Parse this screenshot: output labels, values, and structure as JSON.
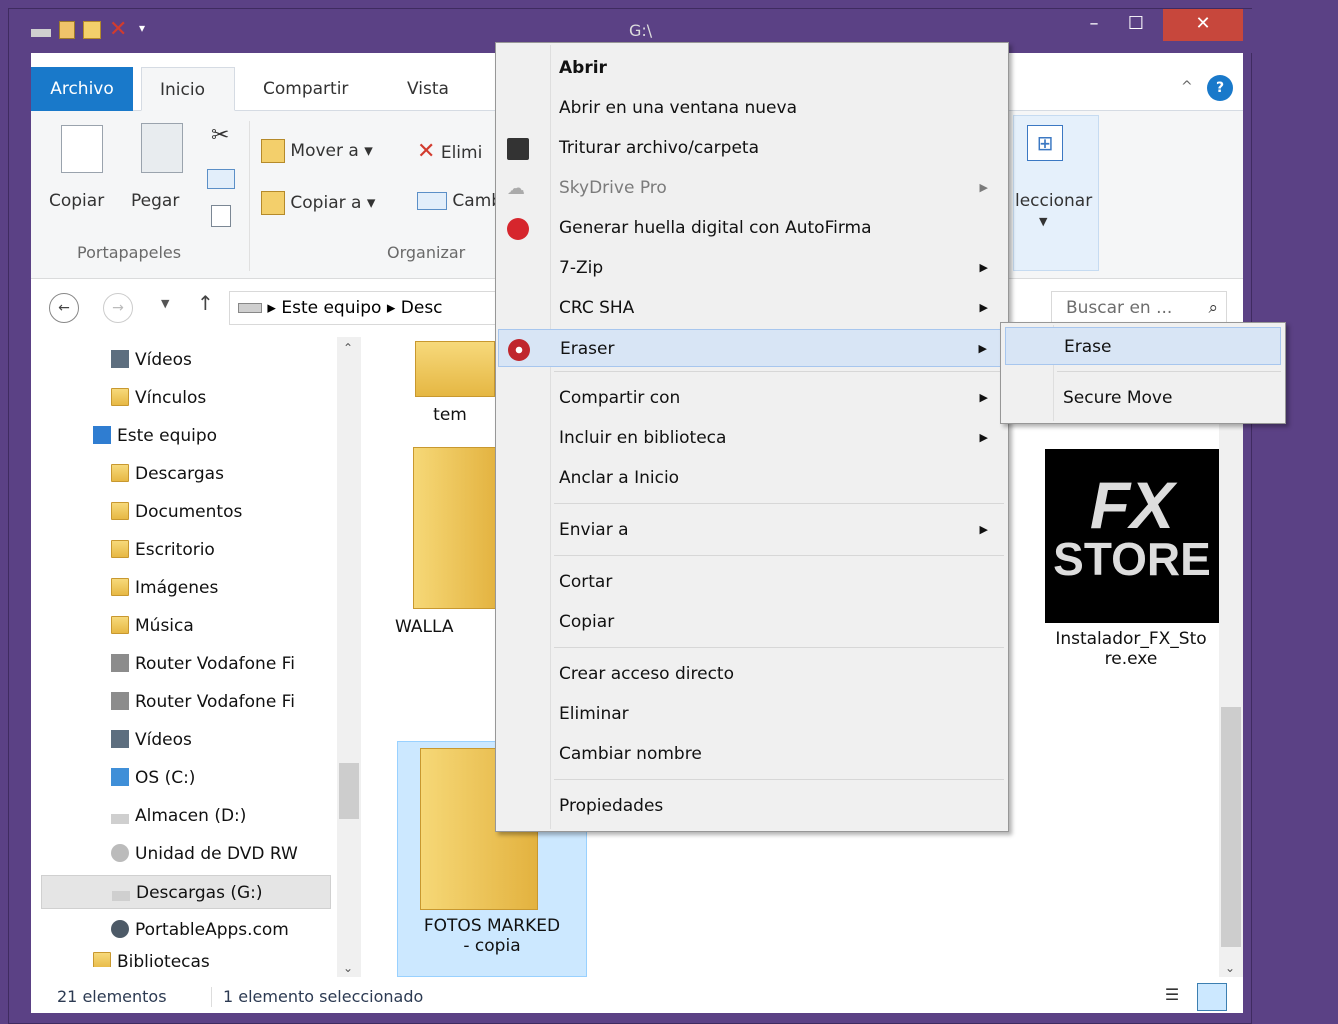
{
  "window": {
    "title": "G:\\"
  },
  "ribbon": {
    "tabs": [
      "Archivo",
      "Inicio",
      "Compartir",
      "Vista"
    ],
    "clipboard": {
      "copy": "Copiar",
      "paste": "Pegar",
      "group": "Portapapeles"
    },
    "organize": {
      "move_to": "Mover a",
      "copy_to": "Copiar a",
      "delete": "Elimi",
      "rename": "Camb",
      "group": "Organizar"
    },
    "select": {
      "label": "leccionar"
    }
  },
  "address": {
    "pc": "Este equipo",
    "next": "Desc",
    "search_placeholder": "Buscar en ..."
  },
  "nav": {
    "items": [
      "Vídeos",
      "Vínculos",
      "Este equipo",
      "Descargas",
      "Documentos",
      "Escritorio",
      "Imágenes",
      "Música",
      "Router Vodafone Fi",
      "Router Vodafone Fi",
      "Vídeos",
      "OS (C:)",
      "Almacen (D:)",
      "Unidad de DVD RW",
      "Descargas (G:)",
      "PortableApps.com",
      "Bibliotecas"
    ]
  },
  "files": {
    "f1": "tem",
    "f2": "WALLA",
    "f3_line1": "FOTOS MARKED",
    "f3_line2": "- copia",
    "f4_line1": "Instalador_FX_Sto",
    "f4_line2": "re.exe",
    "logo_fx": "FX",
    "logo_store": "STORE"
  },
  "status": {
    "count": "21 elementos",
    "selected": "1 elemento seleccionado"
  },
  "context_menu": {
    "items": [
      "Abrir",
      "Abrir en una ventana nueva",
      "Triturar archivo/carpeta",
      "SkyDrive Pro",
      "Generar huella digital con AutoFirma",
      "7-Zip",
      "CRC SHA",
      "Eraser",
      "Compartir con",
      "Incluir en biblioteca",
      "Anclar a Inicio",
      "Enviar a",
      "Cortar",
      "Copiar",
      "Crear acceso directo",
      "Eliminar",
      "Cambiar nombre",
      "Propiedades"
    ]
  },
  "submenu": {
    "items": [
      "Erase",
      "Secure Move"
    ]
  },
  "colors": {
    "accent": "#1979ca",
    "titlebar": "#5b4185",
    "close": "#c7473c",
    "hover": "#d8e5f5"
  }
}
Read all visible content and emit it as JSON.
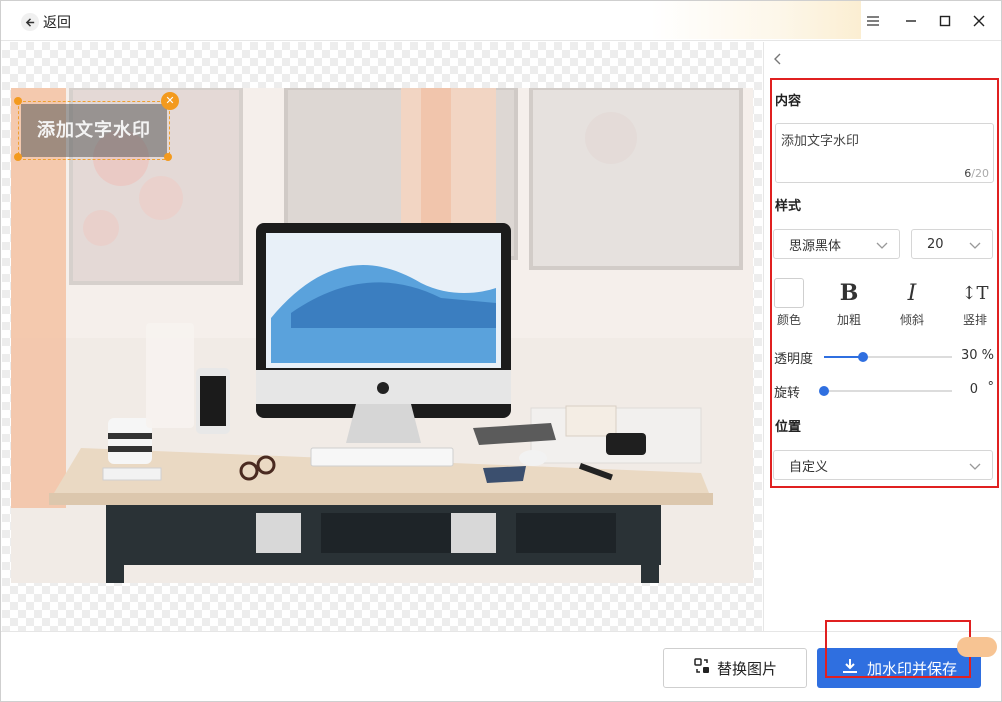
{
  "titlebar": {
    "back_label": "返回"
  },
  "watermark": {
    "text": "添加文字水印"
  },
  "panel": {
    "content_title": "内容",
    "content_value": "添加文字水印",
    "char_count": "6",
    "char_max": "/20",
    "style_title": "样式",
    "font_family": "思源黑体",
    "font_size": "20",
    "style_buttons": {
      "color": "颜色",
      "bold": "加粗",
      "italic": "倾斜",
      "vertical": "竖排"
    },
    "opacity_label": "透明度",
    "opacity_value": "30 %",
    "opacity_fraction": 0.3,
    "rotate_label": "旋转",
    "rotate_value": "0",
    "rotate_unit": "°",
    "position_title": "位置",
    "position_value": "自定义"
  },
  "bottombar": {
    "replace_label": "替换图片",
    "save_label": "加水印并保存"
  },
  "colors": {
    "accent": "#2f6fe0",
    "highlight": "#e02020",
    "handle": "#f39a1e"
  }
}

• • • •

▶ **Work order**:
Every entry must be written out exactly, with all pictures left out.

▶ **Written response**:
Parse this screenshot: output labels, values, and structure as JSON.
{
  "window": {
    "title": "G:\\"
  },
  "ribbon": {
    "tabs": [
      "Archivo",
      "Inicio",
      "Compartir",
      "Vista"
    ],
    "clipboard": {
      "copy": "Copiar",
      "paste": "Pegar",
      "group": "Portapapeles"
    },
    "organize": {
      "move_to": "Mover a",
      "copy_to": "Copiar a",
      "delete": "Elimi",
      "rename": "Camb",
      "group": "Organizar"
    },
    "select": {
      "label": "leccionar"
    }
  },
  "address": {
    "pc": "Este equipo",
    "next": "Desc",
    "search_placeholder": "Buscar en ..."
  },
  "nav": {
    "items": [
      "Vídeos",
      "Vínculos",
      "Este equipo",
      "Descargas",
      "Documentos",
      "Escritorio",
      "Imágenes",
      "Música",
      "Router Vodafone Fi",
      "Router Vodafone Fi",
      "Vídeos",
      "OS (C:)",
      "Almacen (D:)",
      "Unidad de DVD RW",
      "Descargas (G:)",
      "PortableApps.com",
      "Bibliotecas"
    ]
  },
  "files": {
    "f1": "tem",
    "f2": "WALLA",
    "f3_line1": "FOTOS MARKED",
    "f3_line2": "- copia",
    "f4_line1": "Instalador_FX_Sto",
    "f4_line2": "re.exe",
    "logo_fx": "FX",
    "logo_store": "STORE"
  },
  "status": {
    "count": "21 elementos",
    "selected": "1 elemento seleccionado"
  },
  "context_menu": {
    "items": [
      "Abrir",
      "Abrir en una ventana nueva",
      "Triturar archivo/carpeta",
      "SkyDrive Pro",
      "Generar huella digital con AutoFirma",
      "7-Zip",
      "CRC SHA",
      "Eraser",
      "Compartir con",
      "Incluir en biblioteca",
      "Anclar a Inicio",
      "Enviar a",
      "Cortar",
      "Copiar",
      "Crear acceso directo",
      "Eliminar",
      "Cambiar nombre",
      "Propiedades"
    ]
  },
  "submenu": {
    "items": [
      "Erase",
      "Secure Move"
    ]
  },
  "colors": {
    "accent": "#1979ca",
    "titlebar": "#5b4185",
    "close": "#c7473c",
    "hover": "#d8e5f5"
  }
}
Read all visible content and emit it as JSON.
{
  "titlebar": {
    "back_label": "返回"
  },
  "watermark": {
    "text": "添加文字水印"
  },
  "panel": {
    "content_title": "内容",
    "content_value": "添加文字水印",
    "char_count": "6",
    "char_max": "/20",
    "style_title": "样式",
    "font_family": "思源黑体",
    "font_size": "20",
    "style_buttons": {
      "color": "颜色",
      "bold": "加粗",
      "italic": "倾斜",
      "vertical": "竖排"
    },
    "opacity_label": "透明度",
    "opacity_value": "30 %",
    "opacity_fraction": 0.3,
    "rotate_label": "旋转",
    "rotate_value": "0",
    "rotate_unit": "°",
    "position_title": "位置",
    "position_value": "自定义"
  },
  "bottombar": {
    "replace_label": "替换图片",
    "save_label": "加水印并保存"
  },
  "colors": {
    "accent": "#2f6fe0",
    "highlight": "#e02020",
    "handle": "#f39a1e"
  }
}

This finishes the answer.